  • the necessary expenditures, especially computing expenditures, to meet these requirements are estimated at between 200 and 300 million euros for the five largest French institutions
  • plus new and recurring expenses (collection, processing, monitoring, etc.).
  • this new framework impacts the entire bank, including the operations department, which participates in the application of the withholding tax.

The intergovernmental agreement on FATCA thus actually places financial institutions under US tax law. Coercive measures

While no one can dispute the need to combat tax evasion, FATCA damages the banking relationship, given that this agreement, in addition to the paperwork that it creates, can bring about mistrust between the parties.

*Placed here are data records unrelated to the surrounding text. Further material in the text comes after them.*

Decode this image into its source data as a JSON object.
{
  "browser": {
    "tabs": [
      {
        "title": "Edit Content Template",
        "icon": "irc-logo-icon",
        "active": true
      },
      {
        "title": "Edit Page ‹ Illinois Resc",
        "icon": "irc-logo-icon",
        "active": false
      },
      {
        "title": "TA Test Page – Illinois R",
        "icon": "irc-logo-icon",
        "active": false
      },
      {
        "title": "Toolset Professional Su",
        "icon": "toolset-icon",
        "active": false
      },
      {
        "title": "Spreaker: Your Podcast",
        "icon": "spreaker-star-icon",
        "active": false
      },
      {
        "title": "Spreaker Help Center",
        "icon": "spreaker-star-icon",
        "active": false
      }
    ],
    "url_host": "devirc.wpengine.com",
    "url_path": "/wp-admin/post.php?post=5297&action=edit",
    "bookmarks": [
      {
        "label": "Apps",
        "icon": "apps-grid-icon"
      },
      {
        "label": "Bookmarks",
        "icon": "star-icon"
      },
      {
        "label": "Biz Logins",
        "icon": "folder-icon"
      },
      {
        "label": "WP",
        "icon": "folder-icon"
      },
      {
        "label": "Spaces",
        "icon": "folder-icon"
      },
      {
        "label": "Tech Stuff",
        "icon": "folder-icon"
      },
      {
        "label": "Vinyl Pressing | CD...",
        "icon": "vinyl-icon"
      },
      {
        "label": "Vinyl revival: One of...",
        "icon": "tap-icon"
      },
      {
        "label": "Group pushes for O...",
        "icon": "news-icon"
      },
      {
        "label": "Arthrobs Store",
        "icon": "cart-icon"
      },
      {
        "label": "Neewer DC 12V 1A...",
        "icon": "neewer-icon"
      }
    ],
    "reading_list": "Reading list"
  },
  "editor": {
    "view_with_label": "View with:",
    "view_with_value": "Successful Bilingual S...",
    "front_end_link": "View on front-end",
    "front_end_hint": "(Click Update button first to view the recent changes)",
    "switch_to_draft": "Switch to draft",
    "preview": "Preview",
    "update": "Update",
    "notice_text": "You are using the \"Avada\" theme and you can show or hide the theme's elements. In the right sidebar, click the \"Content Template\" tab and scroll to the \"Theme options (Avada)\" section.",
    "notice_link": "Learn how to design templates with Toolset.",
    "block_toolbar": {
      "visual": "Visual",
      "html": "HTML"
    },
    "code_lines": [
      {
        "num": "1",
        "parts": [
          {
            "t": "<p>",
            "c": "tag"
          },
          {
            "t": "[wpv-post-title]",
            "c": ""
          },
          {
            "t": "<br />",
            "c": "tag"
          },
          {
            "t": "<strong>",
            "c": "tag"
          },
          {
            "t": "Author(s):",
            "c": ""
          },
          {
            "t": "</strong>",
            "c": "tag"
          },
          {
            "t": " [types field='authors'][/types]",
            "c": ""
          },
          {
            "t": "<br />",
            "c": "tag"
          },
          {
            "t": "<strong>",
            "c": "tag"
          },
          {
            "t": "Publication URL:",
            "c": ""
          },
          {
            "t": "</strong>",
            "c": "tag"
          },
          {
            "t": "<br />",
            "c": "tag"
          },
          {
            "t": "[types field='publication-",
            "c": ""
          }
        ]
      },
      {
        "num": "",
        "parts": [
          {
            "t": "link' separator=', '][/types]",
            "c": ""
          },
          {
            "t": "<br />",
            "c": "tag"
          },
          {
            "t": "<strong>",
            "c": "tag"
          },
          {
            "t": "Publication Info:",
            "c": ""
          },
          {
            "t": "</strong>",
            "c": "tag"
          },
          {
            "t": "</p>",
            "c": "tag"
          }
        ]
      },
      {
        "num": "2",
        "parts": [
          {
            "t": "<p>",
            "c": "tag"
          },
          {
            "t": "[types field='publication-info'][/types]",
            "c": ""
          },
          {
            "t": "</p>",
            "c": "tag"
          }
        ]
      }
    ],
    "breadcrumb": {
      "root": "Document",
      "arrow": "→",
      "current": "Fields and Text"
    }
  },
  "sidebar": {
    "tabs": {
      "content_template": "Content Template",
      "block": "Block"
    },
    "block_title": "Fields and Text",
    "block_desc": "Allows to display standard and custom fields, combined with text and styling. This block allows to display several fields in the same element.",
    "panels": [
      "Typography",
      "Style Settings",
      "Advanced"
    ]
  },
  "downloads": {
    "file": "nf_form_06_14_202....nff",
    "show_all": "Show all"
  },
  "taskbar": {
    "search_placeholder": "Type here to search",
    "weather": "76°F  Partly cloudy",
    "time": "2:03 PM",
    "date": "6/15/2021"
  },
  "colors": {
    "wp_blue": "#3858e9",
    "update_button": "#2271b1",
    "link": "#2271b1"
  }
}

  • therefore, some banks are now quite simply refusing to open accounts for US persons
  • others are closing existing accounts held by US persons
  • other institutions are increasing their fees, given the bureaucracy generated and the risks involved

Unease among expatriates

According to the same experts, this unnecessarily complicated system can lead to unexpected shocks for certain expatriates, who were unaware that they are US persons or considered as such under IRS criteria.

These constraints affect many middle-class nationals. US senator Rand Paul and plaintiffs represented by the organisation Republicans Overseas Action Inc. dispute the constitutionality of this text and want to reopen discussions on it. Specialists feel that their action has no chance of succeeding.

More than 8 million Americans live abroad, and 12.6 million hold the famous Green Card. According to The Economist, in 2013, 3,000 expatriates renounced their US citizenship or green card. This figure exceeded 1,000 in just the first quarter of 2014, compared with around a hundred before the adoption of FATCA.

Access to mortgage loans

Carte Financement notes real difficulties in obtaining a mortgage for non-US residents who wish to invest in France. Very few credit institutions agree to process loan applications from US clients, as banks prefer to systematically reject them rather than taking even the slightest risk with the IRS. This is true even for very good profiles with significant income and several million euros in holdings. However, as noted earlier, the few banks equipped to handle non-US resident clients and agreeing to do so have an undeniable competitive advantage. On certain quality applications for exceptional home purchases, some banks find that they are the only institutions able to take action, whereas they normally engage in fierce competition. Regularly consulted by an international client base, Carte Financement is also able to support non-US residents investing in France.